I really missed not doing a blog last week, but I have what I consider a reasonable excuse. I was on my summer vacation, teaching the Early American Copper class at the ANA Summer Seminar. For me, each Summer Seminar is an opportunity to meet friends I haven’t seen for a year or two, watch the sun set over Pikes Peak, and learn about numismatics.
Doug Bird and I have taught similar classes at the Summer Seminar for more than 15 years. My teaching actually stemmed from the idea that I wanted to take a class on these coins, but no instructor could be found. I was teaching at the local community college at the time and knew I could organize a class. But I needed an expert, and Doug volunteered. Jim joined us last year and, by acclimation of this year’s class, was voted a third instructor. Everyone wanted him to return.

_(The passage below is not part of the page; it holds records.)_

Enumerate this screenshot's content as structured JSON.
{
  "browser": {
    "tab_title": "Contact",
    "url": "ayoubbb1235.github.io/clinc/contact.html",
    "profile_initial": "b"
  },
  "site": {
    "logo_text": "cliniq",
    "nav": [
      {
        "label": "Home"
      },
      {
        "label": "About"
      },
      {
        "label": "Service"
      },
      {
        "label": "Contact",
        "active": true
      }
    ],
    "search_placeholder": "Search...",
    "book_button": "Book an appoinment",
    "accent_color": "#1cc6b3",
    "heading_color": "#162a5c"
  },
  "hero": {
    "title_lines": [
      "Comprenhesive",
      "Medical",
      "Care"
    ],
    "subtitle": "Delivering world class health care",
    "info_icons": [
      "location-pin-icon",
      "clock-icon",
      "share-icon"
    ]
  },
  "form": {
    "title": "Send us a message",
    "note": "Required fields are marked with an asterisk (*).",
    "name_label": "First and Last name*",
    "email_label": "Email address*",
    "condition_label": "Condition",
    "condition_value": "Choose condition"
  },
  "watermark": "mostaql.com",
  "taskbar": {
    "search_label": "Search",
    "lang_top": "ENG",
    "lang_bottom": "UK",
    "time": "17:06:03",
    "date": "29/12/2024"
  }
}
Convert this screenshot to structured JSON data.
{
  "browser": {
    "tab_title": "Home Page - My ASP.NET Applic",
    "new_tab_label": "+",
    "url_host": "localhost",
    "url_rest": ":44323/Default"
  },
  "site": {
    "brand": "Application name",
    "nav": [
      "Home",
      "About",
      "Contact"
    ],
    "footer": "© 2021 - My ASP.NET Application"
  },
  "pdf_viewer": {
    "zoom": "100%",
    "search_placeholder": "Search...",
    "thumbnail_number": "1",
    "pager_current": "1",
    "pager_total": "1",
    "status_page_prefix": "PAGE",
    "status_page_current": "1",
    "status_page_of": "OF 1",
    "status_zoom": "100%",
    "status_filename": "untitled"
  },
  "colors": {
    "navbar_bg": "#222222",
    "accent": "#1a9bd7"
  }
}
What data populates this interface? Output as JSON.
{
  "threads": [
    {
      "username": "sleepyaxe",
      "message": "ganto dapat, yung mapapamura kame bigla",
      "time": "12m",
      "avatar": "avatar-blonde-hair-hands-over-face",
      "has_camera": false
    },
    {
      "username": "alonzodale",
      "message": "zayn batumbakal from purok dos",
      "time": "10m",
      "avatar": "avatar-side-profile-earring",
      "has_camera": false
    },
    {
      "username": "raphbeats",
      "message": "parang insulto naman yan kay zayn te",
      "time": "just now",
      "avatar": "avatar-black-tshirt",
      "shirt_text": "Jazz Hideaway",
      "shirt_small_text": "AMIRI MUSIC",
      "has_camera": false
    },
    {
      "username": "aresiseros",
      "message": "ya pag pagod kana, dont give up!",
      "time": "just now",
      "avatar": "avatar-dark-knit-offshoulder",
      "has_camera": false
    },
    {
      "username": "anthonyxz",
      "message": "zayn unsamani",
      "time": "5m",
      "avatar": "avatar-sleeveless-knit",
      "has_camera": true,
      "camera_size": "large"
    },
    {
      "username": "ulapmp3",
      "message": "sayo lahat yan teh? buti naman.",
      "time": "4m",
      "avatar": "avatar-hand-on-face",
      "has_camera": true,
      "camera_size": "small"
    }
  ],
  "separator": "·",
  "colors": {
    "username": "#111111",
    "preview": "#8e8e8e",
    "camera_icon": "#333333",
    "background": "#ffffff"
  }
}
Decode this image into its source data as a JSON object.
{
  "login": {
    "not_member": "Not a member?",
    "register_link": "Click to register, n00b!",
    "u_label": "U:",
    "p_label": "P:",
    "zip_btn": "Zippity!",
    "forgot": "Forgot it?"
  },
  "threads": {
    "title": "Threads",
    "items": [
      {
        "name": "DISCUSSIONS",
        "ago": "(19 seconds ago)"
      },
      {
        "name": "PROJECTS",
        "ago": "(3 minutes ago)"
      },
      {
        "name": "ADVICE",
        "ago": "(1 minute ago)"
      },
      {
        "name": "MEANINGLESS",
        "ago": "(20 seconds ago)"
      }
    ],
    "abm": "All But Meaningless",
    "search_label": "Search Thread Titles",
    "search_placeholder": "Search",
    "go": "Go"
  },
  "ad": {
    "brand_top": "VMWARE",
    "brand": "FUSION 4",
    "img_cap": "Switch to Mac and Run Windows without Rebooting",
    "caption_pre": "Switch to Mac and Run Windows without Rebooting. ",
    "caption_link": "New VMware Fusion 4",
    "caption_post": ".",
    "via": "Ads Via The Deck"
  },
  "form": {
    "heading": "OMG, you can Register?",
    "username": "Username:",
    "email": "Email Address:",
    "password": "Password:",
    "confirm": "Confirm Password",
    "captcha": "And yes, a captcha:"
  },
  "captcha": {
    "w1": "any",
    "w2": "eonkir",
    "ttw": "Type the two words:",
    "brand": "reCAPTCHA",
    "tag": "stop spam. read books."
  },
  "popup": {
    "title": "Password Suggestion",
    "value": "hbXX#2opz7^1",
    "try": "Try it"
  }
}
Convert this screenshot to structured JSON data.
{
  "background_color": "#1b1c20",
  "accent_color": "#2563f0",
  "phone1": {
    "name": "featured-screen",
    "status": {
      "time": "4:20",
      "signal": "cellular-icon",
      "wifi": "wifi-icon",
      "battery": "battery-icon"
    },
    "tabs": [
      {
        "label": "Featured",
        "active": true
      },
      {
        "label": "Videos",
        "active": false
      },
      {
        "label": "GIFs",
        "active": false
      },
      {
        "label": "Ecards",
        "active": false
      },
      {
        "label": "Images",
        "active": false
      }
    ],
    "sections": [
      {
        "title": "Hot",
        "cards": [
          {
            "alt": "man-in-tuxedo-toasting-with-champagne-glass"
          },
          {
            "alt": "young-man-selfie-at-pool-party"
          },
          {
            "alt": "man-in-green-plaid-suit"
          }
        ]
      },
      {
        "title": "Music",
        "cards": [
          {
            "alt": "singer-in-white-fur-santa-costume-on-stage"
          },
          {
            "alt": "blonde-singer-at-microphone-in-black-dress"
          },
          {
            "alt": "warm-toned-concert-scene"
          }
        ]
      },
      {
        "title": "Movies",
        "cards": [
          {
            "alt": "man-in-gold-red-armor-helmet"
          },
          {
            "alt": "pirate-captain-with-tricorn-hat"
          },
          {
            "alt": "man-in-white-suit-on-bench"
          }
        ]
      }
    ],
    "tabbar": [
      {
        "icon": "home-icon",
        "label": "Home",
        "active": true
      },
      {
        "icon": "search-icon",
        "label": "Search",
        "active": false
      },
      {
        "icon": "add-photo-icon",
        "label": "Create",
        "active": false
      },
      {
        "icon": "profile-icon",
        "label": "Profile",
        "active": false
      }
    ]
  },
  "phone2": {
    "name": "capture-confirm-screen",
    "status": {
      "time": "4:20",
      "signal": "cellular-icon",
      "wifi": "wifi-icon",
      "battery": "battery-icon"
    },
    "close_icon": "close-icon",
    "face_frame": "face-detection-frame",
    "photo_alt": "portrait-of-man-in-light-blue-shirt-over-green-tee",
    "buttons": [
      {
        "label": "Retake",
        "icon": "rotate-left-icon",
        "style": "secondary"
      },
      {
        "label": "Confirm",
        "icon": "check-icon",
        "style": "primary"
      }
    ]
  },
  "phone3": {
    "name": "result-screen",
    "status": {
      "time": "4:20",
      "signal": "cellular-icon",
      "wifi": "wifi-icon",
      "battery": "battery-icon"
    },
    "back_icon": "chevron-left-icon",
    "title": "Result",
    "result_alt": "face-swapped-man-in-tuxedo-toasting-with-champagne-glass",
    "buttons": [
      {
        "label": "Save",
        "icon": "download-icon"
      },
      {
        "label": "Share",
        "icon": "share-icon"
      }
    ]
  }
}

Our trip was an uneventful 8 hour drive, followed by a quick set up at the Colorado Coin Club show. We spent the next two days buying and selling. We also looked at a lot of coins. We ended up buying an 1860-O half dollar in a PCGS AU 58 Proof Like holder. CAC even put their sticker on the slab. It is a beautiful coin and I wonder if it is really a proof. It is harder to examine in the slab so I guess we will take their word for it. Still, I would like to examine this coin a little closer. Maybe it is a branch mint proof!.
On Saturday night we set up the classroom and were ready to go at 9 the next morning. We had 13 students in our class, and this may have been the best class we have ever taught.. They ranged in age from teenagers to retired people. We even had three females in the class. Everyone worked well with the other students and we had a great time. We started by giving each student a very low grade large cent to see if they could attribute it over the coming week. This gave students something to do in their spare time and all eventually identified the right variety. This type of attribution, where you have to find pick up points on the coin and use a reference to determine the variety, is a key step to successful attribution. Then we talked about conditions at the first US Mint. Then, we covered grading, EAC, market and technical and then learned about attributing cents and half cents. For each exercise, coins were provided for the students to use.
We also talked about and saw some mint errors (the workers at the first US Mint worked under primitive conditions that led to lot of mistakes) and the original dies used to strike the 1823 “restrike” coins. Those dies were really neat! We also covered how to properly store your coppers, good ways to buy and sell, and shared insights on the copper collecting community. Overall, students looked at more than 200 large and half cents. Each student also got a gift from John Wright, a copy of his The Cent Book.
At the end of the class, the vast majority of the students wanted a copper 2 class next year. I’m thinking about that and it may become a reality.